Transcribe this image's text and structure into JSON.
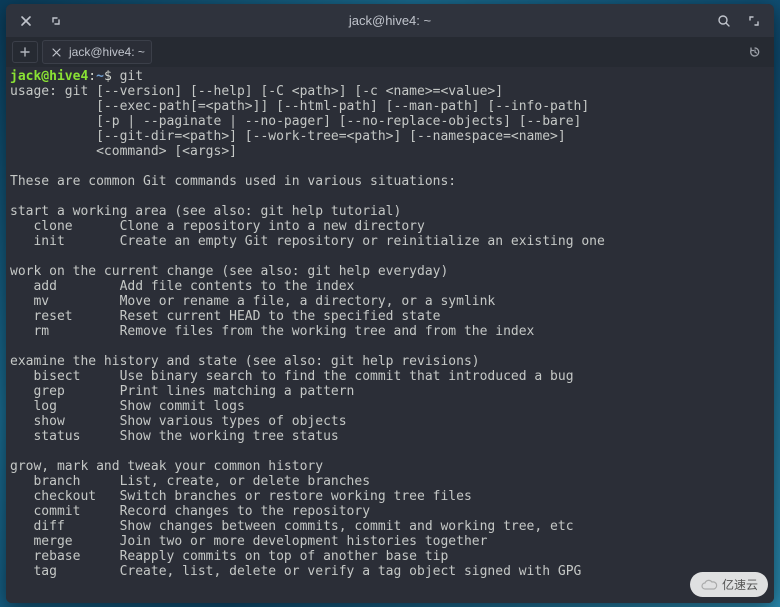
{
  "window": {
    "title": "jack@hive4: ~"
  },
  "tab": {
    "label": "jack@hive4: ~"
  },
  "prompt": {
    "user_host": "jack@hive4",
    "separator": ":",
    "path": "~",
    "symbol": "$",
    "command": "git"
  },
  "output": "usage: git [--version] [--help] [-C <path>] [-c <name>=<value>]\n           [--exec-path[=<path>]] [--html-path] [--man-path] [--info-path]\n           [-p | --paginate | --no-pager] [--no-replace-objects] [--bare]\n           [--git-dir=<path>] [--work-tree=<path>] [--namespace=<name>]\n           <command> [<args>]\n\nThese are common Git commands used in various situations:\n\nstart a working area (see also: git help tutorial)\n   clone      Clone a repository into a new directory\n   init       Create an empty Git repository or reinitialize an existing one\n\nwork on the current change (see also: git help everyday)\n   add        Add file contents to the index\n   mv         Move or rename a file, a directory, or a symlink\n   reset      Reset current HEAD to the specified state\n   rm         Remove files from the working tree and from the index\n\nexamine the history and state (see also: git help revisions)\n   bisect     Use binary search to find the commit that introduced a bug\n   grep       Print lines matching a pattern\n   log        Show commit logs\n   show       Show various types of objects\n   status     Show the working tree status\n\ngrow, mark and tweak your common history\n   branch     List, create, or delete branches\n   checkout   Switch branches or restore working tree files\n   commit     Record changes to the repository\n   diff       Show changes between commits, commit and working tree, etc\n   merge      Join two or more development histories together\n   rebase     Reapply commits on top of another base tip\n   tag        Create, list, delete or verify a tag object signed with GPG",
  "watermark": "亿速云"
}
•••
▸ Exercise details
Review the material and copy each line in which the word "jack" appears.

▸ Exercise response
    "title": "jack@hive4: ~"
    "label": "jack@hive4: ~"
    "user_host": "jack@hive4",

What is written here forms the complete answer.